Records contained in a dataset
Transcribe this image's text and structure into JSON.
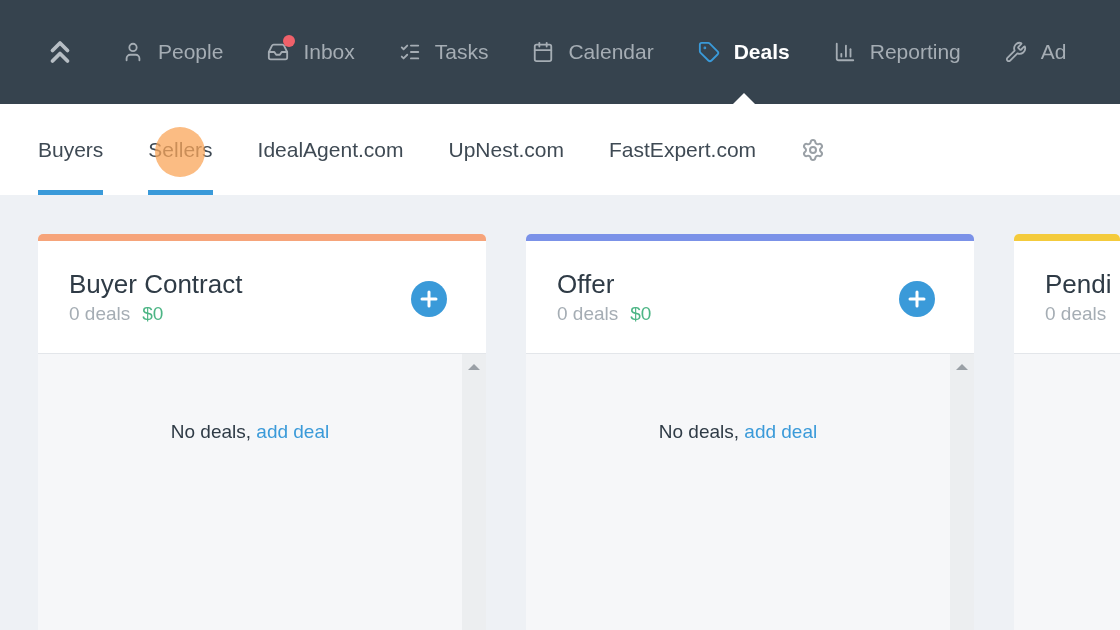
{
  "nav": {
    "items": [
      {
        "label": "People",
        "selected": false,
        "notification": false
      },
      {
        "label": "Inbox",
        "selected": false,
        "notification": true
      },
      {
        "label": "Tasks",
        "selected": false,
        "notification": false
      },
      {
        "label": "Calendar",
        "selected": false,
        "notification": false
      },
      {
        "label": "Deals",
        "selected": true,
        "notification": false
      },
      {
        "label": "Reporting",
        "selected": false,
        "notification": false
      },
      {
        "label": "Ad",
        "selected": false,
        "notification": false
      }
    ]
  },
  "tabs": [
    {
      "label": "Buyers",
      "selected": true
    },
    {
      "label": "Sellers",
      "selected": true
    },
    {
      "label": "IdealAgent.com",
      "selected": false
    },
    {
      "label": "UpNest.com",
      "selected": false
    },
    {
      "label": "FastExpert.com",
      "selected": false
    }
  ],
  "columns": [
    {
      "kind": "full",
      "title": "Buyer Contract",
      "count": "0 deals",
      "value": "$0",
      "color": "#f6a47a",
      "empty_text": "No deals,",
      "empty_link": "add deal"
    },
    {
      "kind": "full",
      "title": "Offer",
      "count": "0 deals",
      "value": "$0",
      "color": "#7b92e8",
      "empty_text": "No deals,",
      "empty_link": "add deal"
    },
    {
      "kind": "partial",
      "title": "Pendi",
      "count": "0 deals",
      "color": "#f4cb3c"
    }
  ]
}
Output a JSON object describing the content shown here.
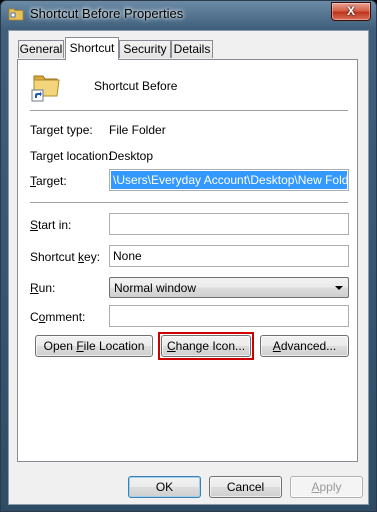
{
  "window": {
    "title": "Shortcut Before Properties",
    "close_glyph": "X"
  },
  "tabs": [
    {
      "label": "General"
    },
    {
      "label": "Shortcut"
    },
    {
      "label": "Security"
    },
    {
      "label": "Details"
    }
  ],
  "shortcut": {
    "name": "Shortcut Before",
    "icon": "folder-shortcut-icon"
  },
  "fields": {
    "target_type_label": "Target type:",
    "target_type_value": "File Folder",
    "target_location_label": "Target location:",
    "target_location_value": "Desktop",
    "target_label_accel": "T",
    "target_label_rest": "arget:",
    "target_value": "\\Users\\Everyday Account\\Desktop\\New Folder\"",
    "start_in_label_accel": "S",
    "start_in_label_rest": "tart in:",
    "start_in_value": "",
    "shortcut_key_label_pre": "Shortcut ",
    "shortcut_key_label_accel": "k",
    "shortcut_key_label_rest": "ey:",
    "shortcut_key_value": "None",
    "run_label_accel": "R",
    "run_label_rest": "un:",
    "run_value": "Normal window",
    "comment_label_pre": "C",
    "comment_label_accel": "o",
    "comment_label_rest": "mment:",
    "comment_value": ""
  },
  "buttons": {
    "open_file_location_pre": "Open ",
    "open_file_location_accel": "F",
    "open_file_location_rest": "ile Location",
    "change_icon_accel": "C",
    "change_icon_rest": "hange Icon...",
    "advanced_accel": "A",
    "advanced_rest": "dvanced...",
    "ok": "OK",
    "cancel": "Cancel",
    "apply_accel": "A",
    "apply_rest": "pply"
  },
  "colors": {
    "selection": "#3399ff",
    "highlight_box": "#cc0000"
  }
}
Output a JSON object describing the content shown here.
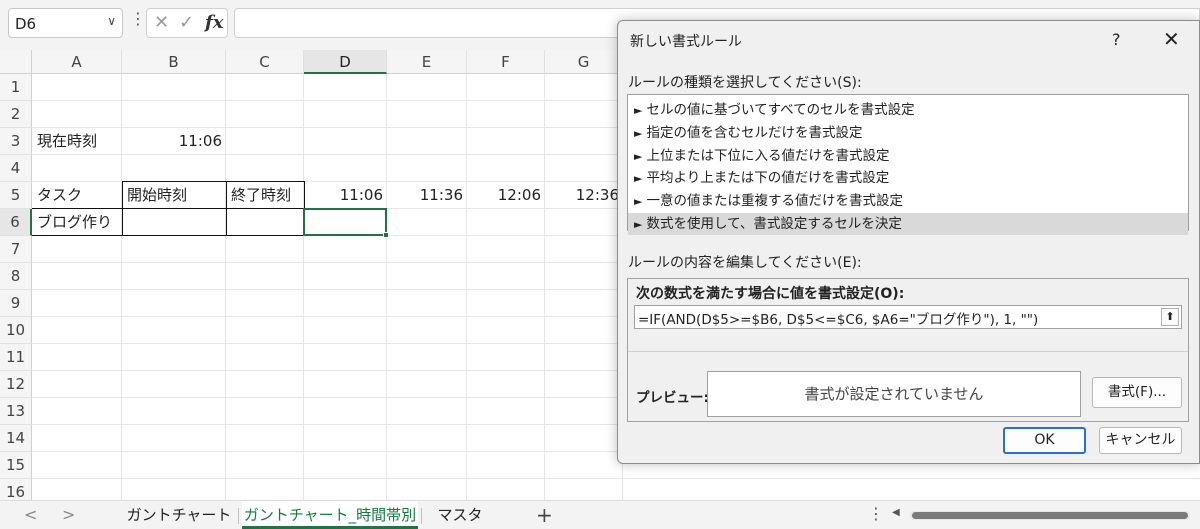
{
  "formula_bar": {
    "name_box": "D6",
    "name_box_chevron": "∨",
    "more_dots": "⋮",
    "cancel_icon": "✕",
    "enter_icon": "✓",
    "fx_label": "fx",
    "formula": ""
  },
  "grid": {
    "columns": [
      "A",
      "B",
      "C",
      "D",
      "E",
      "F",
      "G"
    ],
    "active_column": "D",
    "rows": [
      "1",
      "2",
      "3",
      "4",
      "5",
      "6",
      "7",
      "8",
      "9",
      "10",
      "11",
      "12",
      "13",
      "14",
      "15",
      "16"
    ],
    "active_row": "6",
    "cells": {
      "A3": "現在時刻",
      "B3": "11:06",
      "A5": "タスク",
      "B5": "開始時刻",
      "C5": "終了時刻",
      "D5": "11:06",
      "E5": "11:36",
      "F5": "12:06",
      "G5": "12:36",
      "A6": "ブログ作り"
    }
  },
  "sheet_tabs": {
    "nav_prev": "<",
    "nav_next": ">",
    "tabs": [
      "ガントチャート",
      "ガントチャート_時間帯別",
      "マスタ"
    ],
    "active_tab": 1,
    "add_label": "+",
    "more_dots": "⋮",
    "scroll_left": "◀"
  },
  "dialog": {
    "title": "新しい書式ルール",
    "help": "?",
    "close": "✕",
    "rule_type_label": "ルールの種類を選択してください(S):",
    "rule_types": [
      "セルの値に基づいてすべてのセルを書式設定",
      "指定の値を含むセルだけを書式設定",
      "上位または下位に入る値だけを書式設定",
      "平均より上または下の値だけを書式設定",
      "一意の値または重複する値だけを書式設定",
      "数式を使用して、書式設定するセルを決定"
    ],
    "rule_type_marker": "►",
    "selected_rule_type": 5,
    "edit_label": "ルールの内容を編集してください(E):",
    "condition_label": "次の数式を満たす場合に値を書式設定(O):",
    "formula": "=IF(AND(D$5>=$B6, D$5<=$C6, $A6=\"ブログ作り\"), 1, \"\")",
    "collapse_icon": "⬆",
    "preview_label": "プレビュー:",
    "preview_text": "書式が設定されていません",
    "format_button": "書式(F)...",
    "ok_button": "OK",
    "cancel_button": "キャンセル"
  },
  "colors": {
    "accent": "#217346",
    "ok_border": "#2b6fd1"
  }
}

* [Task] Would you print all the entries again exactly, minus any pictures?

* [Written answer]
Transcribe this image's text and structure into JSON.
{
  "nav": {
    "items": [
      {
        "label": "People",
        "selected": false,
        "notification": false
      },
      {
        "label": "Inbox",
        "selected": false,
        "notification": true
      },
      {
        "label": "Tasks",
        "selected": false,
        "notification": false
      },
      {
        "label": "Calendar",
        "selected": false,
        "notification": false
      },
      {
        "label": "Deals",
        "selected": true,
        "notification": false
      },
      {
        "label": "Reporting",
        "selected": false,
        "notification": false
      },
      {
        "label": "Ad",
        "selected": false,
        "notification": false
      }
    ]
  },
  "tabs": [
    {
      "label": "Buyers",
      "selected": true
    },
    {
      "label": "Sellers",
      "selected": true
    },
    {
      "label": "IdealAgent.com",
      "selected": false
    },
    {
      "label": "UpNest.com",
      "selected": false
    },
    {
      "label": "FastExpert.com",
      "selected": false
    }
  ],
  "columns": [
    {
      "kind": "full",
      "title": "Buyer Contract",
      "count": "0 deals",
      "value": "$0",
      "color": "#f6a47a",
      "empty_text": "No deals,",
      "empty_link": "add deal"
    },
    {
      "kind": "full",
      "title": "Offer",
      "count": "0 deals",
      "value": "$0",
      "color": "#7b92e8",
      "empty_text": "No deals,",
      "empty_link": "add deal"
    },
    {
      "kind": "partial",
      "title": "Pendi",
      "count": "0 deals",
      "color": "#f4cb3c"
    }
  ]
}
Output a JSON object describing the content shown here.
{
  "window": {
    "title": "Shortcut Before Properties",
    "close_glyph": "X"
  },
  "tabs": [
    {
      "label": "General"
    },
    {
      "label": "Shortcut"
    },
    {
      "label": "Security"
    },
    {
      "label": "Details"
    }
  ],
  "shortcut": {
    "name": "Shortcut Before",
    "icon": "folder-shortcut-icon"
  },
  "fields": {
    "target_type_label": "Target type:",
    "target_type_value": "File Folder",
    "target_location_label": "Target location:",
    "target_location_value": "Desktop",
    "target_label_accel": "T",
    "target_label_rest": "arget:",
    "target_value": "\\Users\\Everyday Account\\Desktop\\New Folder\"",
    "start_in_label_accel": "S",
    "start_in_label_rest": "tart in:",
    "start_in_value": "",
    "shortcut_key_label_pre": "Shortcut ",
    "shortcut_key_label_accel": "k",
    "shortcut_key_label_rest": "ey:",
    "shortcut_key_value": "None",
    "run_label_accel": "R",
    "run_label_rest": "un:",
    "run_value": "Normal window",
    "comment_label_pre": "C",
    "comment_label_accel": "o",
    "comment_label_rest": "mment:",
    "comment_value": ""
  },
  "buttons": {
    "open_file_location_pre": "Open ",
    "open_file_location_accel": "F",
    "open_file_location_rest": "ile Location",
    "change_icon_accel": "C",
    "change_icon_rest": "hange Icon...",
    "advanced_accel": "A",
    "advanced_rest": "dvanced...",
    "ok": "OK",
    "cancel": "Cancel",
    "apply_accel": "A",
    "apply_rest": "pply"
  },
  "colors": {
    "selection": "#3399ff",
    "highlight_box": "#cc0000"
  }
}
Output a JSON object describing the content shown here.
{
  "formula_bar": {
    "name_box": "D6",
    "name_box_chevron": "∨",
    "more_dots": "⋮",
    "cancel_icon": "✕",
    "enter_icon": "✓",
    "fx_label": "fx",
    "formula": ""
  },
  "grid": {
    "columns": [
      "A",
      "B",
      "C",
      "D",
      "E",
      "F",
      "G"
    ],
    "active_column": "D",
    "rows": [
      "1",
      "2",
      "3",
      "4",
      "5",
      "6",
      "7",
      "8",
      "9",
      "10",
      "11",
      "12",
      "13",
      "14",
      "15",
      "16"
    ],
    "active_row": "6",
    "cells": {
      "A3": "現在時刻",
      "B3": "11:06",
      "A5": "タスク",
      "B5": "開始時刻",
      "C5": "終了時刻",
      "D5": "11:06",
      "E5": "11:36",
      "F5": "12:06",
      "G5": "12:36",
      "A6": "ブログ作り"
    }
  },
  "sheet_tabs": {
    "nav_prev": "<",
    "nav_next": ">",
    "tabs": [
      "ガントチャート",
      "ガントチャート_時間帯別",
      "マスタ"
    ],
    "active_tab": 1,
    "add_label": "+",
    "more_dots": "⋮",
    "scroll_left": "◀"
  },
  "dialog": {
    "title": "新しい書式ルール",
    "help": "?",
    "close": "✕",
    "rule_type_label": "ルールの種類を選択してください(S):",
    "rule_types": [
      "セルの値に基づいてすべてのセルを書式設定",
      "指定の値を含むセルだけを書式設定",
      "上位または下位に入る値だけを書式設定",
      "平均より上または下の値だけを書式設定",
      "一意の値または重複する値だけを書式設定",
      "数式を使用して、書式設定するセルを決定"
    ],
    "rule_type_marker": "►",
    "selected_rule_type": 5,
    "edit_label": "ルールの内容を編集してください(E):",
    "condition_label": "次の数式を満たす場合に値を書式設定(O):",
    "formula": "=IF(AND(D$5>=$B6, D$5<=$C6, $A6=\"ブログ作り\"), 1, \"\")",
    "collapse_icon": "⬆",
    "preview_label": "プレビュー:",
    "preview_text": "書式が設定されていません",
    "format_button": "書式(F)...",
    "ok_button": "OK",
    "cancel_button": "キャンセル"
  },
  "colors": {
    "accent": "#217346",
    "ok_border": "#2b6fd1"
  }
}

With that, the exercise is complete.